[Opening Information shown section]
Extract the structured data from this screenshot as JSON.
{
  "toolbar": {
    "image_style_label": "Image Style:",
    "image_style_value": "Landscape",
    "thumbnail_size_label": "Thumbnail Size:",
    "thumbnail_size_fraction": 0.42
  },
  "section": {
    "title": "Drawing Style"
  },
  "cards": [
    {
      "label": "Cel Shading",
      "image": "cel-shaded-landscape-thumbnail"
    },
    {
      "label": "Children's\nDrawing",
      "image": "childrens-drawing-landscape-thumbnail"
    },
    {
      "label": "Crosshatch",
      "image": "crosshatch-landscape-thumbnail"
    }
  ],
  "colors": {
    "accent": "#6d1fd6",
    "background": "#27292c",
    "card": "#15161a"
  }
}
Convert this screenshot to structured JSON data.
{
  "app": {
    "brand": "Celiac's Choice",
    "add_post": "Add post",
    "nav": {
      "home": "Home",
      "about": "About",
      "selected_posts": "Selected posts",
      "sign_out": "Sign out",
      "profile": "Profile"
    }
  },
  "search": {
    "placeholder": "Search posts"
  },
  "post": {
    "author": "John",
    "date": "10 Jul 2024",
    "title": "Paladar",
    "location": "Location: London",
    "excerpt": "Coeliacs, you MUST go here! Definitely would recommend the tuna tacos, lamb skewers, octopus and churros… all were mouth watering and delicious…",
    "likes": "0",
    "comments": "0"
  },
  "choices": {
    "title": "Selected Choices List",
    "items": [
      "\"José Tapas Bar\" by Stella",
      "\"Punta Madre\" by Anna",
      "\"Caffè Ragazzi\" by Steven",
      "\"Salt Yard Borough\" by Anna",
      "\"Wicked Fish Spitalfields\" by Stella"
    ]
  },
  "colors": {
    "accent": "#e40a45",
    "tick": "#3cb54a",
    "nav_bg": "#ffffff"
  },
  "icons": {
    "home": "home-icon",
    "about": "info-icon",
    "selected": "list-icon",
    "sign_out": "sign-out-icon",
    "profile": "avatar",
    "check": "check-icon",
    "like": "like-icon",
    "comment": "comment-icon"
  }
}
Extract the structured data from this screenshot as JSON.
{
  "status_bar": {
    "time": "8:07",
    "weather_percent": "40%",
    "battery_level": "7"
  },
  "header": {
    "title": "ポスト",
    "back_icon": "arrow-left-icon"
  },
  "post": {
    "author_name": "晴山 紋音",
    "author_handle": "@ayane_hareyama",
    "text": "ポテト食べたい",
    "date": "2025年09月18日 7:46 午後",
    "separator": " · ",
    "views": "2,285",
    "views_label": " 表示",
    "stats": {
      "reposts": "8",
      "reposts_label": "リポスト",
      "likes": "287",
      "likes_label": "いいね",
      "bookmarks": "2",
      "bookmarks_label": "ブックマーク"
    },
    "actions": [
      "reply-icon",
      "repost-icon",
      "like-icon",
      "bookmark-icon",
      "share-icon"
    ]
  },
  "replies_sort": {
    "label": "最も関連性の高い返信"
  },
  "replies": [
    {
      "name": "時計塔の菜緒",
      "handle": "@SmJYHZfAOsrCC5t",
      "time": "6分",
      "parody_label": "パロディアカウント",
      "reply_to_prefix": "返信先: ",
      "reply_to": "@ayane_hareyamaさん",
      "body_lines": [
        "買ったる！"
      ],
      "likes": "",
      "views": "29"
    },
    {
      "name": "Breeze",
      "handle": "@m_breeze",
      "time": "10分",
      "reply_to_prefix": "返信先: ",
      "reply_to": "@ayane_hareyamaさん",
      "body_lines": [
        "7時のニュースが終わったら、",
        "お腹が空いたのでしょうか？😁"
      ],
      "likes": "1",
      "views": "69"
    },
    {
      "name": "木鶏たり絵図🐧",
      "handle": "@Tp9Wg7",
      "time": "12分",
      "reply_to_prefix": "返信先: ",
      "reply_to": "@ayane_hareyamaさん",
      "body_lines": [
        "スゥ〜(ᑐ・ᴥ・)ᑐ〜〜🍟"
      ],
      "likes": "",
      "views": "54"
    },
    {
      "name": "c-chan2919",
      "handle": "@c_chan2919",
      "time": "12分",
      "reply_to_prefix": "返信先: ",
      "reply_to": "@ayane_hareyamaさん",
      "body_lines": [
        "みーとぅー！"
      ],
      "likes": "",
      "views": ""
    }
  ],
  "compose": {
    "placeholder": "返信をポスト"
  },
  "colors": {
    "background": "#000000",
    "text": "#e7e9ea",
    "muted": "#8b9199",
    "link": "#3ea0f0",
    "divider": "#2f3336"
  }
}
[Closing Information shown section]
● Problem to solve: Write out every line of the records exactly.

● Reply to the task:
Extract the structured data from this screenshot as JSON.
{
  "toolbar": {
    "image_style_label": "Image Style:",
    "image_style_value": "Landscape",
    "thumbnail_size_label": "Thumbnail Size:",
    "thumbnail_size_fraction": 0.42
  },
  "section": {
    "title": "Drawing Style"
  },
  "cards": [
    {
      "label": "Cel Shading",
      "image": "cel-shaded-landscape-thumbnail"
    },
    {
      "label": "Children's\nDrawing",
      "image": "childrens-drawing-landscape-thumbnail"
    },
    {
      "label": "Crosshatch",
      "image": "crosshatch-landscape-thumbnail"
    }
  ],
  "colors": {
    "accent": "#6d1fd6",
    "background": "#27292c",
    "card": "#15161a"
  }
}
Convert this screenshot to structured JSON data.
{
  "app": {
    "brand": "Celiac's Choice",
    "add_post": "Add post",
    "nav": {
      "home": "Home",
      "about": "About",
      "selected_posts": "Selected posts",
      "sign_out": "Sign out",
      "profile": "Profile"
    }
  },
  "search": {
    "placeholder": "Search posts"
  },
  "post": {
    "author": "John",
    "date": "10 Jul 2024",
    "title": "Paladar",
    "location": "Location: London",
    "excerpt": "Coeliacs, you MUST go here! Definitely would recommend the tuna tacos, lamb skewers, octopus and churros… all were mouth watering and delicious…",
    "likes": "0",
    "comments": "0"
  },
  "choices": {
    "title": "Selected Choices List",
    "items": [
      "\"José Tapas Bar\" by Stella",
      "\"Punta Madre\" by Anna",
      "\"Caffè Ragazzi\" by Steven",
      "\"Salt Yard Borough\" by Anna",
      "\"Wicked Fish Spitalfields\" by Stella"
    ]
  },
  "colors": {
    "accent": "#e40a45",
    "tick": "#3cb54a",
    "nav_bg": "#ffffff"
  },
  "icons": {
    "home": "home-icon",
    "about": "info-icon",
    "selected": "list-icon",
    "sign_out": "sign-out-icon",
    "profile": "avatar",
    "check": "check-icon",
    "like": "like-icon",
    "comment": "comment-icon"
  }
}
Extract the structured data from this screenshot as JSON.
{
  "status_bar": {
    "time": "8:07",
    "weather_percent": "40%",
    "battery_level": "7"
  },
  "header": {
    "title": "ポスト",
    "back_icon": "arrow-left-icon"
  },
  "post": {
    "author_name": "晴山 紋音",
    "author_handle": "@ayane_hareyama",
    "text": "ポテト食べたい",
    "date": "2025年09月18日 7:46 午後",
    "separator": " · ",
    "views": "2,285",
    "views_label": " 表示",
    "stats": {
      "reposts": "8",
      "reposts_label": "リポスト",
      "likes": "287",
      "likes_label": "いいね",
      "bookmarks": "2",
      "bookmarks_label": "ブックマーク"
    },
    "actions": [
      "reply-icon",
      "repost-icon",
      "like-icon",
      "bookmark-icon",
      "share-icon"
    ]
  },
  "replies_sort": {
    "label": "最も関連性の高い返信"
  },
  "replies": [
    {
      "name": "時計塔の菜緒",
      "handle": "@SmJYHZfAOsrCC5t",
      "time": "6分",
      "parody_label": "パロディアカウント",
      "reply_to_prefix": "返信先: ",
      "reply_to": "@ayane_hareyamaさん",
      "body_lines": [
        "買ったる！"
      ],
      "likes": "",
      "views": "29"
    },
    {
      "name": "Breeze",
      "handle": "@m_breeze",
      "time": "10分",
      "reply_to_prefix": "返信先: ",
      "reply_to": "@ayane_hareyamaさん",
      "body_lines": [
        "7時のニュースが終わったら、",
        "お腹が空いたのでしょうか？😁"
      ],
      "likes": "1",
      "views": "69"
    },
    {
      "name": "木鶏たり絵図🐧",
      "handle": "@Tp9Wg7",
      "time": "12分",
      "reply_to_prefix": "返信先: ",
      "reply_to": "@ayane_hareyamaさん",
      "body_lines": [
        "スゥ〜(ᑐ・ᴥ・)ᑐ〜〜🍟"
      ],
      "likes": "",
      "views": "54"
    },
    {
      "name": "c-chan2919",
      "handle": "@c_chan2919",
      "time": "12分",
      "reply_to_prefix": "返信先: ",
      "reply_to": "@ayane_hareyamaさん",
      "body_lines": [
        "みーとぅー！"
      ],
      "likes": "",
      "views": ""
    }
  ],
  "compose": {
    "placeholder": "返信をポスト"
  },
  "colors": {
    "background": "#000000",
    "text": "#e7e9ea",
    "muted": "#8b9199",
    "link": "#3ea0f0",
    "divider": "#2f3336"
  }
}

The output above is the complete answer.